Filter out every line below that lacks "data", and copy the rest.

=== PROVIDED RECORDS ===

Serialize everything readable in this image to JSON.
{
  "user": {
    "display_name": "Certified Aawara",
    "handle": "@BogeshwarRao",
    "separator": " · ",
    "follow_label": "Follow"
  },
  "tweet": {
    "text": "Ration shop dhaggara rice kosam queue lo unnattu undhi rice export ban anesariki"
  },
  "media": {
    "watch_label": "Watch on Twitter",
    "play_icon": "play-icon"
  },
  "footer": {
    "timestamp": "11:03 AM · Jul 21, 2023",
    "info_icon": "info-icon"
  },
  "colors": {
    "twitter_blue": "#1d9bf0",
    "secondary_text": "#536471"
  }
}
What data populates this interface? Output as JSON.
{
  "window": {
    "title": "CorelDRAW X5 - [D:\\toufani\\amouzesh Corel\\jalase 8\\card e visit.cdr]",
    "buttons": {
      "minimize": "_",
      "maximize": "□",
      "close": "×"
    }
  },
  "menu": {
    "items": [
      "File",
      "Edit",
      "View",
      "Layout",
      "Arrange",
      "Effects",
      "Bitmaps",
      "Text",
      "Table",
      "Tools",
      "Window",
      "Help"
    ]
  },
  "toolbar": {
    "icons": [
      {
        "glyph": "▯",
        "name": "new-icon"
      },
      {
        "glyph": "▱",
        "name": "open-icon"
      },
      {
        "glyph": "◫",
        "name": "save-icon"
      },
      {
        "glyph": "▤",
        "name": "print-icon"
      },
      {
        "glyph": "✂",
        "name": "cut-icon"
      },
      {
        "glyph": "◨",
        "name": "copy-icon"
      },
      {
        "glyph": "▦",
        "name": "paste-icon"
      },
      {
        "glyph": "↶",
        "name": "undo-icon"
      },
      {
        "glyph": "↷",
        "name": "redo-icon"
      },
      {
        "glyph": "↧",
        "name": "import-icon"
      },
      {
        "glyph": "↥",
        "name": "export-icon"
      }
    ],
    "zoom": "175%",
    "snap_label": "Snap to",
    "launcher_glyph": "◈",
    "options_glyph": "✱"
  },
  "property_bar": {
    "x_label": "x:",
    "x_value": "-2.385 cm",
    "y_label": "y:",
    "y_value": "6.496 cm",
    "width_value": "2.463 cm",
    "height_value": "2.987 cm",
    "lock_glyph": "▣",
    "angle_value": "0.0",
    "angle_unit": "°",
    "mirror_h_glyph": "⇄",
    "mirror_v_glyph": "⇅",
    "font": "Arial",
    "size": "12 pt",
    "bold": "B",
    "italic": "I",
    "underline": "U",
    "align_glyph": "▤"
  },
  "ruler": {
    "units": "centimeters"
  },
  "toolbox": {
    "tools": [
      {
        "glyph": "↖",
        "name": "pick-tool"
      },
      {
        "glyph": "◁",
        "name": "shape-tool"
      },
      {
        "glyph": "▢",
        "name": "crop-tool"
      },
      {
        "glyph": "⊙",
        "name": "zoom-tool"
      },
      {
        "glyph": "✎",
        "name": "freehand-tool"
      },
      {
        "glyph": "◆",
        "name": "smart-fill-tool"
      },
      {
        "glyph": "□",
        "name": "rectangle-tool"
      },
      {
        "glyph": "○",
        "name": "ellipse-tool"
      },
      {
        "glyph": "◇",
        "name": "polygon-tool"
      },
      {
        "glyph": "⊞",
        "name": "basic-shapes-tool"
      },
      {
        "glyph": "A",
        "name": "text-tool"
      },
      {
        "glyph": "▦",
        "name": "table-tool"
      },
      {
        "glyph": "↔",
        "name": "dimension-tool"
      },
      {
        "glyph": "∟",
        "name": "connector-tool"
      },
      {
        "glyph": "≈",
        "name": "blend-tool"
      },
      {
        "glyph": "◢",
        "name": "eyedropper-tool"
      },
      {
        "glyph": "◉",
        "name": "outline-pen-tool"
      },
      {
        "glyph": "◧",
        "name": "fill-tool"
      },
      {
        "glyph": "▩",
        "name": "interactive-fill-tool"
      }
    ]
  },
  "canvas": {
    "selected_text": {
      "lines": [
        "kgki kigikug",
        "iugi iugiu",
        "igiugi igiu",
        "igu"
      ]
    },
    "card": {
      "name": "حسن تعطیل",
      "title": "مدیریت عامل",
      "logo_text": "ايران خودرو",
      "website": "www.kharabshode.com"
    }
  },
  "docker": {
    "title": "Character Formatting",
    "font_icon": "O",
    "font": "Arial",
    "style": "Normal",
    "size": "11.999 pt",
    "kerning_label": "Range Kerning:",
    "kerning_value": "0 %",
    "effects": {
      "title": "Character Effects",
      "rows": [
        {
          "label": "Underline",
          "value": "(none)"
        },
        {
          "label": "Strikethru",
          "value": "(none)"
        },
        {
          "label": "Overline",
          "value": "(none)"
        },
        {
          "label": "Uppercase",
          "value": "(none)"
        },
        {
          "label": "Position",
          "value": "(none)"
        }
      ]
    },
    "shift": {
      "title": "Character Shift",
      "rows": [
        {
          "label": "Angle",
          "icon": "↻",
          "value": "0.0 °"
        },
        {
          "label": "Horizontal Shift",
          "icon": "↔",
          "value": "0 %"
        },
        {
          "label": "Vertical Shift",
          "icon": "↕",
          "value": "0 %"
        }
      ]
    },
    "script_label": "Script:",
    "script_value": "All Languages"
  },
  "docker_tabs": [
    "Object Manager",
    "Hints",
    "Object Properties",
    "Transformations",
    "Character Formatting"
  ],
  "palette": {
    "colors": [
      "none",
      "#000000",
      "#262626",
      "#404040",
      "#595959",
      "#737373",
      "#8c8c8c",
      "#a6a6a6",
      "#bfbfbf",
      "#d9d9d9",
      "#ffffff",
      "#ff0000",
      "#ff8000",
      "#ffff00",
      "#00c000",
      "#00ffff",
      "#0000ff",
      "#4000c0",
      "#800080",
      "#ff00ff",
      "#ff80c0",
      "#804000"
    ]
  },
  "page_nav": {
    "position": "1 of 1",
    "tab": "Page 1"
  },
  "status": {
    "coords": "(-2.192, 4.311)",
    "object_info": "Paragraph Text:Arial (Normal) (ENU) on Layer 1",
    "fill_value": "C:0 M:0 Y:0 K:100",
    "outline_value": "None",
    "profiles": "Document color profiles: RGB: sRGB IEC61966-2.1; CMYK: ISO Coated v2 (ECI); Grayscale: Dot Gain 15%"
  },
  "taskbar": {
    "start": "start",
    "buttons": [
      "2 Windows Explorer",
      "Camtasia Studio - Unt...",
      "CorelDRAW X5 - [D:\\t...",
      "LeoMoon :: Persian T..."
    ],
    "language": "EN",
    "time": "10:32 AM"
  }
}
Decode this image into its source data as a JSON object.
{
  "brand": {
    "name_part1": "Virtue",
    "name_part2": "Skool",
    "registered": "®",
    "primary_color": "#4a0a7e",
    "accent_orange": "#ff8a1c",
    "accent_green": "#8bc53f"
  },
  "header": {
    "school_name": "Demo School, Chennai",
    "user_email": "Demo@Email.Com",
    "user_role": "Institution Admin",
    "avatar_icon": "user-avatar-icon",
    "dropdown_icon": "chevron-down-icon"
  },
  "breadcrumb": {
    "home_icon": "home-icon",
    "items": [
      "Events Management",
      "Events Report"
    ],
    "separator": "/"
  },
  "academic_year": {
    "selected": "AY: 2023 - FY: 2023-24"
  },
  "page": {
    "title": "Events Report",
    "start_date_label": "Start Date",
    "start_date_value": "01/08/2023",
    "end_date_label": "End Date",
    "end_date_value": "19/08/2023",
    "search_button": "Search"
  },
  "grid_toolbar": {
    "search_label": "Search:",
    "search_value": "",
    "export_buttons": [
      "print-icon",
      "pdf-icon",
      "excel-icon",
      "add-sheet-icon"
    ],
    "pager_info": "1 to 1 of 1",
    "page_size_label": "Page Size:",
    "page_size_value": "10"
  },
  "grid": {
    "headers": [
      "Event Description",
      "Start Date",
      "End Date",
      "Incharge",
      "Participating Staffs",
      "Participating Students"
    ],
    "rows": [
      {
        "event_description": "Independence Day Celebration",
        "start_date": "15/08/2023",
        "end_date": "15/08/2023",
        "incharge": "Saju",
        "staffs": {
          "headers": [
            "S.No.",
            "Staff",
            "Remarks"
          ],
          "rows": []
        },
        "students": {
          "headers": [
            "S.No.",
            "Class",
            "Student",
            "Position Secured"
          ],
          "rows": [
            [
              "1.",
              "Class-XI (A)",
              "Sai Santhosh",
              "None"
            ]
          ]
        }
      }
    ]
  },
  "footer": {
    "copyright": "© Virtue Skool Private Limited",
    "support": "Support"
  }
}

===

*WRITTEN REPLY*
What data populates this interface? Output as JSON.
Decode this image into its source data as a JSON object.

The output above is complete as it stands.